• [TASK GOAL]: An exact copy of the entries is needed, with every picture left out.

• [EXERCISE DATA]:
+ + + +

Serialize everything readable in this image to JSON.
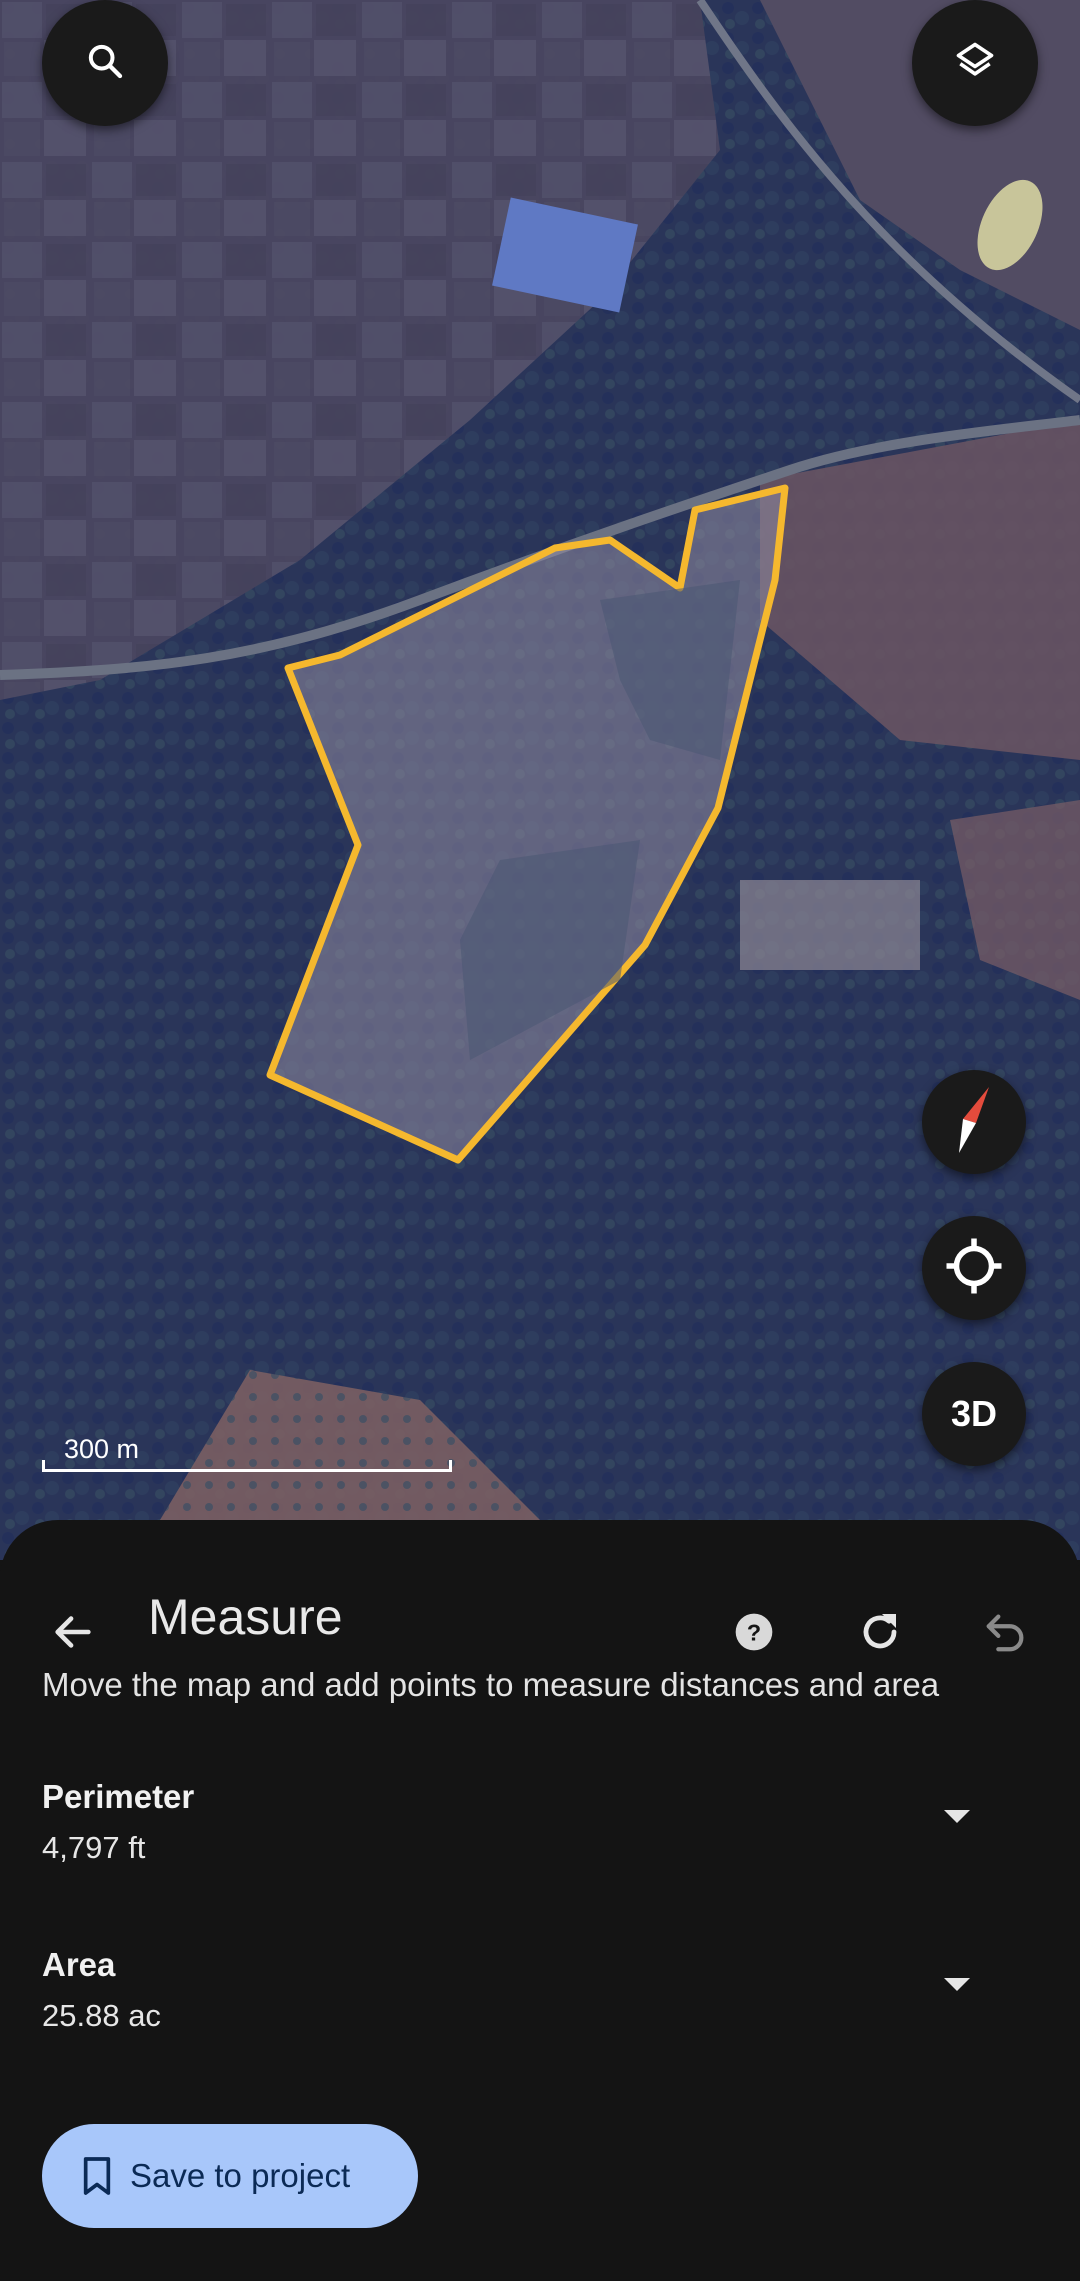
{
  "map": {
    "scale_label": "300 m",
    "toggle_3d_label": "3D",
    "polygon_color": "#f5b82e",
    "icons": [
      "search-icon",
      "layers-icon",
      "compass-icon",
      "my-location-icon"
    ]
  },
  "measure": {
    "title": "Measure",
    "instructions": "Move the map and add points to measure distances and area",
    "perimeter": {
      "label": "Perimeter",
      "value": "4,797 ft"
    },
    "area": {
      "label": "Area",
      "value": "25.88 ac"
    },
    "save_label": "Save to project",
    "icons": [
      "back-arrow-icon",
      "help-icon",
      "reset-icon",
      "undo-icon",
      "bookmark-icon",
      "chevron-down-icon"
    ]
  },
  "colors": {
    "sheet_bg": "#141414",
    "save_button_bg": "#a8c7fa",
    "save_button_text": "#0b2a55"
  }
}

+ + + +

• [RESULT FOR THIS EXERCISE]:
Serialize everything readable in this image to JSON.
{
  "map": {
    "scale_label": "300 m",
    "toggle_3d_label": "3D",
    "polygon_color": "#f5b82e",
    "icons": [
      "search-icon",
      "layers-icon",
      "compass-icon",
      "my-location-icon"
    ]
  },
  "measure": {
    "title": "Measure",
    "instructions": "Move the map and add points to measure distances and area",
    "perimeter": {
      "label": "Perimeter",
      "value": "4,797 ft"
    },
    "area": {
      "label": "Area",
      "value": "25.88 ac"
    },
    "save_label": "Save to project",
    "icons": [
      "back-arrow-icon",
      "help-icon",
      "reset-icon",
      "undo-icon",
      "bookmark-icon",
      "chevron-down-icon"
    ]
  },
  "colors": {
    "sheet_bg": "#141414",
    "save_button_bg": "#a8c7fa",
    "save_button_text": "#0b2a55"
  }
}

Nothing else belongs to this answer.